Colitis patients should avoid raw fruits and vegetables to reduce physical injury to the inflamed lining of the large intestine. A diet free of dairy products and refined sugar may decrease symptoms and is worth trying.

The gut's chief purpose is to digest and absorb nutrients. Studies show that colitis is often associated with a reduction in pancreatic enzyme secretion. Supplementation with pancreatic enzymes could enable better absorption of many critical nutrients.

Successful conventional drug treatments for inflammatory bowel disease include topically active or rapidly metabolized steroids that have fewer long-term side effects than standard steroid drugs. The cancer chemotherapy drug methotrexate can promote remission in approximately 50 percent of patients, but is less effective in maintaining remission. Cyclosporin is valuable for treating patients with severe ulcerative colitis, but is less valuable for patients with Crohn's disease.

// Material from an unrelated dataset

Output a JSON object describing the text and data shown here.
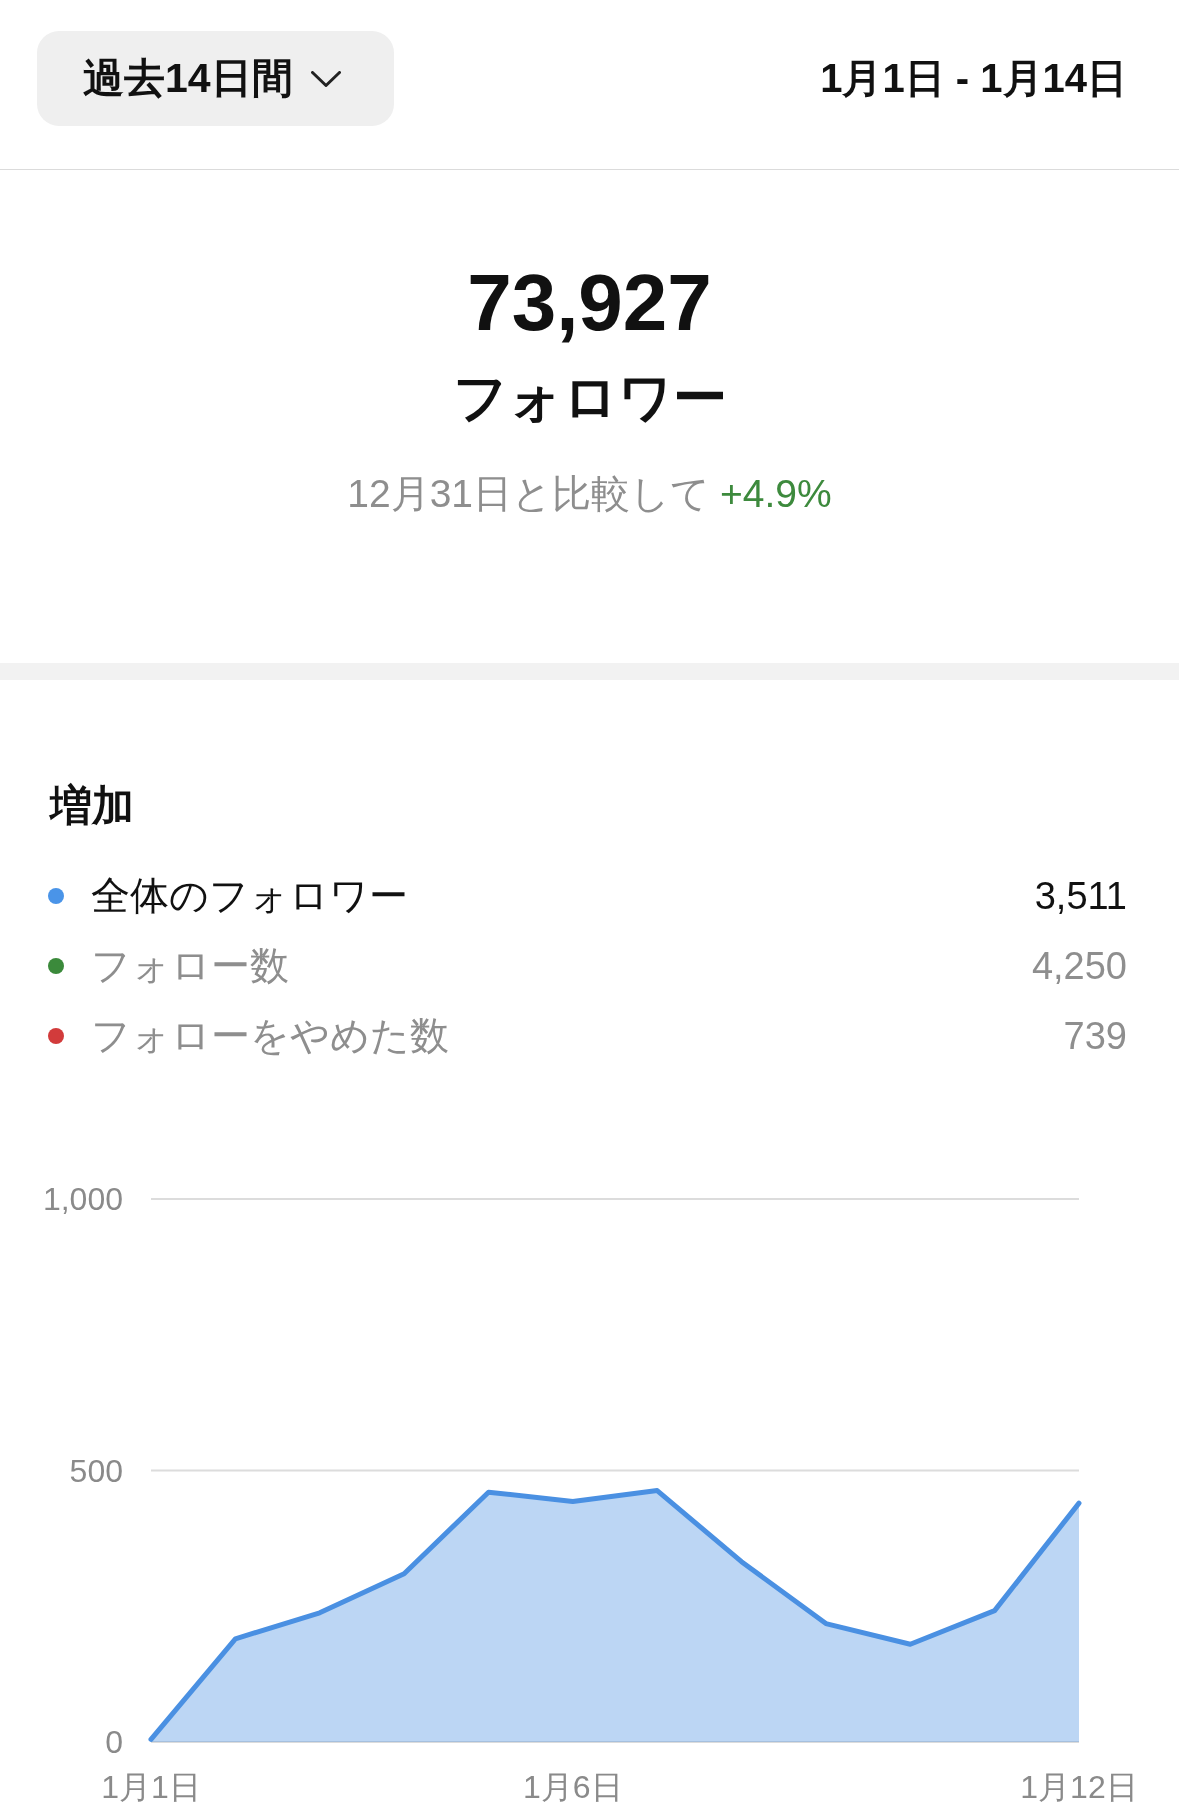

In patients with distal colitis, lignocaine appears to be effective.

The major news recently, however, is the effect of nutrients, particularly fish oils and glutamine, on gut inflammation and permeability, bacterial translocation, and immune cell profiles. The major nutrients for the large bowel and small bowel mucosa are, respectively, butyrate and glutamine. The use of butyrate enemas, along with yeast-derived RNA , the amino acid glutamine, and fish oil capsules represent novel nutritional therapies for patients suffering from chronic inflammatory bowel disease.

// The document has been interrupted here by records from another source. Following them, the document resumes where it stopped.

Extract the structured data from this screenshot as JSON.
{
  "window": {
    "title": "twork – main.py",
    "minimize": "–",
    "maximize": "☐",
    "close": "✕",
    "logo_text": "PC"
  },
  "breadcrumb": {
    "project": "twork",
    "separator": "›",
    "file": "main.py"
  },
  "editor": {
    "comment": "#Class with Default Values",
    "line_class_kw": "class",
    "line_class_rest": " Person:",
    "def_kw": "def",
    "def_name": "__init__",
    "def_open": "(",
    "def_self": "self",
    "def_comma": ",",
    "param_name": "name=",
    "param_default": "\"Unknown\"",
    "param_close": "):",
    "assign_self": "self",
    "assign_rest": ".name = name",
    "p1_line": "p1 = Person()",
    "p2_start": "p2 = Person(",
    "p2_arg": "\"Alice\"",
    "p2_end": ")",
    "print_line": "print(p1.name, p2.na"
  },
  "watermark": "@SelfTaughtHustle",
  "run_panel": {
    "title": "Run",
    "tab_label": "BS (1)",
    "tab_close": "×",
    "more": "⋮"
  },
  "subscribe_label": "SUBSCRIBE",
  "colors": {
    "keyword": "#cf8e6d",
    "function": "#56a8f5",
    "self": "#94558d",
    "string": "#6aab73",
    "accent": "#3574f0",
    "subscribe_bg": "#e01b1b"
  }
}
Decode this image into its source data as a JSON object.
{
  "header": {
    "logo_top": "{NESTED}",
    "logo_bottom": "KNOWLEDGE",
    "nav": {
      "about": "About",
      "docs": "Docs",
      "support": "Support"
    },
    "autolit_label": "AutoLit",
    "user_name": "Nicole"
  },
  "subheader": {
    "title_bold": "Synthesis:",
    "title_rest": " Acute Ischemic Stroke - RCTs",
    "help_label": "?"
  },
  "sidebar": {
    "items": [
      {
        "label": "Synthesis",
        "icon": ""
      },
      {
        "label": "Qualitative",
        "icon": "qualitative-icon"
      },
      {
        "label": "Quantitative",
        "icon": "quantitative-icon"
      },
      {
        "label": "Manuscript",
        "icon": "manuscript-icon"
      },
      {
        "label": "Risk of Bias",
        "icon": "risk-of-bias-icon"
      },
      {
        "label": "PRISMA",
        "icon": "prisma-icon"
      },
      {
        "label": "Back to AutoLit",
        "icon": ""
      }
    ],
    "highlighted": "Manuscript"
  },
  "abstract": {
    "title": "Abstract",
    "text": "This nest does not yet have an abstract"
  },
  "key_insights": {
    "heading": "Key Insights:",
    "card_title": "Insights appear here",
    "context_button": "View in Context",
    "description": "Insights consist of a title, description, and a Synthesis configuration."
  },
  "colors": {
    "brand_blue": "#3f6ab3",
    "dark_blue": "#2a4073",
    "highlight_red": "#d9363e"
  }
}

Butyrate enemas can be ordered from the following pharmacies: Lloyd Center Pharmacy 800-358-8974 Lloyd's butyrate enema kit includes two reusable enema bottles and 200 ml of concentrated butyrate, which makes 2,800 ml of reconstituted butyrate (a two-week supply). The patient supplies distilled water. The kit includes directions. Key Pharmacy 800-878-1322 Key's butyrate enema kit includes 28 disposable, single-use enema bottles with tops, 12 oz. of concentrated butyrate which when reconstituted is a two-week supply, a funnel, and a measuring cup. The patient supplies distilled water. The kit includes directions. A prescription from your doctor is needed when ordering butyrate enemas.